Updated: May 31
Spring has sprung, and for many, this means the return of the dreaded hay fever symptoms. Itchy watery eyes, stuffy noses, sneezing, low energy all wreak havoc with the increased pollen in the air.
These symptoms, however, are a sign of something much deeper and troubling for the sufferer's health long term. Runny noses, watery eyes and sneezing are all ways your body attempts to rid itself of the allergen. Although these pesky symptoms should not occur regularly and if so they should be viewed as a warning sign, not be ignored or suppressed with anti-histamines or over-the-counter medications.
Well, at least that's the functional health care approach, where we look to find and address the root cause of the symptoms.
So, what is the most common culprit for hay fever and seasonal allergies?
Poor gut health!
Our gut or gastrointestinal tract is the long passage that runs from our mouth to our stomach, to our intestines and right down to our anus. It is where we digest our food, absorb vital nutrients and eliminate waste and toxins.
Becoming increasingly common is a "leaky gut", where the junctions between the cells lining the intestinal wall are no longer tight but porous or "leaky". This allows bacteria, toxins, undigested food and fungus/yeast into the otherwise sterile bloodstream.
Your body's immune system then launches an attack on these foreign invaders triggering an inflammatory response. Inflammation that comes from a leaky gut can come in many forms, including irritable bowel syndrome, heart disease, diabetes, autoimmune diseases, joint pain, skin conditions, thyroid disease and of course seasonal allergies. Nutritional deficiencies are also common, further impacting the body's ability to function.

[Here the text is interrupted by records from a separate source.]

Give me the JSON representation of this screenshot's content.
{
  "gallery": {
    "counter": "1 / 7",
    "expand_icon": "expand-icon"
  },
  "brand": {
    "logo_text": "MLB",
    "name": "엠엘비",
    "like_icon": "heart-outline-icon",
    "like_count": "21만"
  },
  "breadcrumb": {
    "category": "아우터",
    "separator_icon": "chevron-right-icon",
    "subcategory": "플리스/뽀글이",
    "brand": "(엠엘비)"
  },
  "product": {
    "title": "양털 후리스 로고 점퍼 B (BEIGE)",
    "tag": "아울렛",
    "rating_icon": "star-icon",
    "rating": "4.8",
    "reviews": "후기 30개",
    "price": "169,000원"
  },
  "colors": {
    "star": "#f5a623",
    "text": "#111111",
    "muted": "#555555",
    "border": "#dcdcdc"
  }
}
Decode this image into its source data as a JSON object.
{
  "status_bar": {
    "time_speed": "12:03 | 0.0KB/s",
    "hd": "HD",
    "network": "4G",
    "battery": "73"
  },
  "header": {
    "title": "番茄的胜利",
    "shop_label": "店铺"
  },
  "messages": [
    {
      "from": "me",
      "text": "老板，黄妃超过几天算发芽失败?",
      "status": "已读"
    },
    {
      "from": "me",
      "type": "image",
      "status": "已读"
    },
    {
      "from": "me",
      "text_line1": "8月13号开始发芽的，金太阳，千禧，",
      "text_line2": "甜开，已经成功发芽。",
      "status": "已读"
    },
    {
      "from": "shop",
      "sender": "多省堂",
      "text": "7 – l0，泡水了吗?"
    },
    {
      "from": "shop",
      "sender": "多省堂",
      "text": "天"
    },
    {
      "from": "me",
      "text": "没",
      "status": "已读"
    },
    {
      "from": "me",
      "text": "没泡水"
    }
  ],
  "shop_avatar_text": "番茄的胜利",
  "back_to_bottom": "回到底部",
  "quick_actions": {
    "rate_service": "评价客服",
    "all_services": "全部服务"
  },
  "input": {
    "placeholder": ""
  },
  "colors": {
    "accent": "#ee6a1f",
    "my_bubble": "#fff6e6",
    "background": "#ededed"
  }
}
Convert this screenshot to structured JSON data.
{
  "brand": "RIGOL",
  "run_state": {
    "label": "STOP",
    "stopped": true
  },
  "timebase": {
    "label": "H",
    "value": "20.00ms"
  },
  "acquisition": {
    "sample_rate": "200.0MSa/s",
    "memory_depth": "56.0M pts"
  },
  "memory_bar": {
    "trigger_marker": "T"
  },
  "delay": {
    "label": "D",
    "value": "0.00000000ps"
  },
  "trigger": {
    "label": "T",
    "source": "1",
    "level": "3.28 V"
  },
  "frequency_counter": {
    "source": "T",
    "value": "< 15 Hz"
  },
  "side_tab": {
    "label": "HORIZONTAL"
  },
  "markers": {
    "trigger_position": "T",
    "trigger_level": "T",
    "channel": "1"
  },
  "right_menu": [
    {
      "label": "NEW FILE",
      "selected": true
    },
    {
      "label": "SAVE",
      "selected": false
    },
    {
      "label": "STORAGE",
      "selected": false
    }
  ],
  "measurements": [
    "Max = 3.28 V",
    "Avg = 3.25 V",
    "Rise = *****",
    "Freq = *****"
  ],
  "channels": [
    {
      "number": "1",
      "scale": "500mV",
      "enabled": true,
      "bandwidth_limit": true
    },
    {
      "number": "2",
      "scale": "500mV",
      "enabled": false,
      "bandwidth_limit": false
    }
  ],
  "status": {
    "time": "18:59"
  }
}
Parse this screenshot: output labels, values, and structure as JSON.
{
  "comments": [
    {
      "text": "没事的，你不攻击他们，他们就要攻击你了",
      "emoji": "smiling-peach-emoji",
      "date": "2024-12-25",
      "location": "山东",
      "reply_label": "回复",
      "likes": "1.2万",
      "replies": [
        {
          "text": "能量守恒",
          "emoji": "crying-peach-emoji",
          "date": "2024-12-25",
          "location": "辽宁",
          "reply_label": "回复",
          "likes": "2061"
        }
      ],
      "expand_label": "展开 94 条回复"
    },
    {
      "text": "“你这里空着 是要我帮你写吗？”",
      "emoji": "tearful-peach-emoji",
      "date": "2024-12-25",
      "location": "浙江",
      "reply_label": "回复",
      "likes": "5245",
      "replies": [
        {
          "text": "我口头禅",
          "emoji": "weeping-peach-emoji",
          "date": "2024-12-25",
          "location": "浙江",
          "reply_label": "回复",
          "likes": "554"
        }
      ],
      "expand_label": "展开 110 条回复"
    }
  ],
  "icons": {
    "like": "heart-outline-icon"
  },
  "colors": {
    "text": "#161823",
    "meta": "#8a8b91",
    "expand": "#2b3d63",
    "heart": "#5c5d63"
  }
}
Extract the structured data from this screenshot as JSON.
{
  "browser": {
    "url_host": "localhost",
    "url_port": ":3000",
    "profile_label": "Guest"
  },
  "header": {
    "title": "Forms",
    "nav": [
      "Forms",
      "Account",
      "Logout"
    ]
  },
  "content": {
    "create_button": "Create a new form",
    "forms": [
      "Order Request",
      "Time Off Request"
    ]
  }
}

What causes poor gut health or a "leaky gut"?
Poor dietary choices, excess sugar consumption, medications such as antibiotics and oral contraceptives, alcohol and toxins or chemicals in our food and water.
To discover more about the vital role our gut plays in our health and well-being, check out "You are 90% bugs, but are you the right kind?" and "Six simple steps to heal your gut and boost your immune system". Or visit my IBS & Gut healing Facebook Group.
Natural symptom relief
Healing your gut may require the help of a qualified holistic health practitioner, but there are some things you can do to give you a head start on symptom relief.
Increase your vegetable and fruit intake, especially brightly coloured ones. They often contain higher levels of Vitamin C and beneficial flavonoids. So think, citrus fruits and red or orange capsicums. But even broccoli, Brussels sprouts and spinach contain high levels of flavonoids.
Flavonoids possess antioxidant and anti-allergic activities as well as immune-modulating traits. A common flavonoid used in a supplemental form that can help allergies is quercetin.
Quercetin is a plant pigment found in many common herbs and foods, but taking around 500 mg per day (for adults) has been known to help.
Vitamin C can also be supportive. Consider around 2000 mg per day. Thorne has a Vitamin C product containing flavonoids.
Freeze Dried Stinging Nettle Leaf has been found to be as effective as over-the-counter anti-histamines! It needs to be freeze-dried to work, however. (This product contains both stinging nettle and quercetin here).
Those with low levels of DAO enzyme may benefit from a supplement containing it. Diamine oxidase (DAO) is responsible for breaking down histamine that you take in from foods. Foods like aged cheeses, red wine, bone broth, processed meats, and fermented products.
Avoid wheat, gluten, sugar, dairy, caffeine, and alcohol as these have been known to make allergies worse and prevent gut healing.
Probiotics can be beneficial. Different types, or strains, have their own unique ways of helping out. Lactobacillus paracasei, Lactobacillus casei Shirota, Saccharomyces cerevisiae (EpiCor), Lactobacillus rhamnosus GG (LGG) and Lactobacillus acidophilus, Bifidobacterium longum are some strains that have been shown to improve the symptoms of seasonal allergies. The right dose is important, and in many cases needs to be upwards of 10 billion colony forming units (CFUs) per day. (Please note: There are some people who may not benefit from probiotics. They often have a Small Intestinal Bacterial Overgrowth).
Digestive enzymes, zinc, and vitamin D may also be required.
Mould is another potential allergen. It is recommended you safely and effectively address any mould growing in your home or work environment. Inhaling mould spores can be highly dangerous to your health.
Stopping medications for reflux or non-steroidal anti-inflammatory drugs (NSAIDs) may also be necessary. But please do this only with the support of your health practitioner.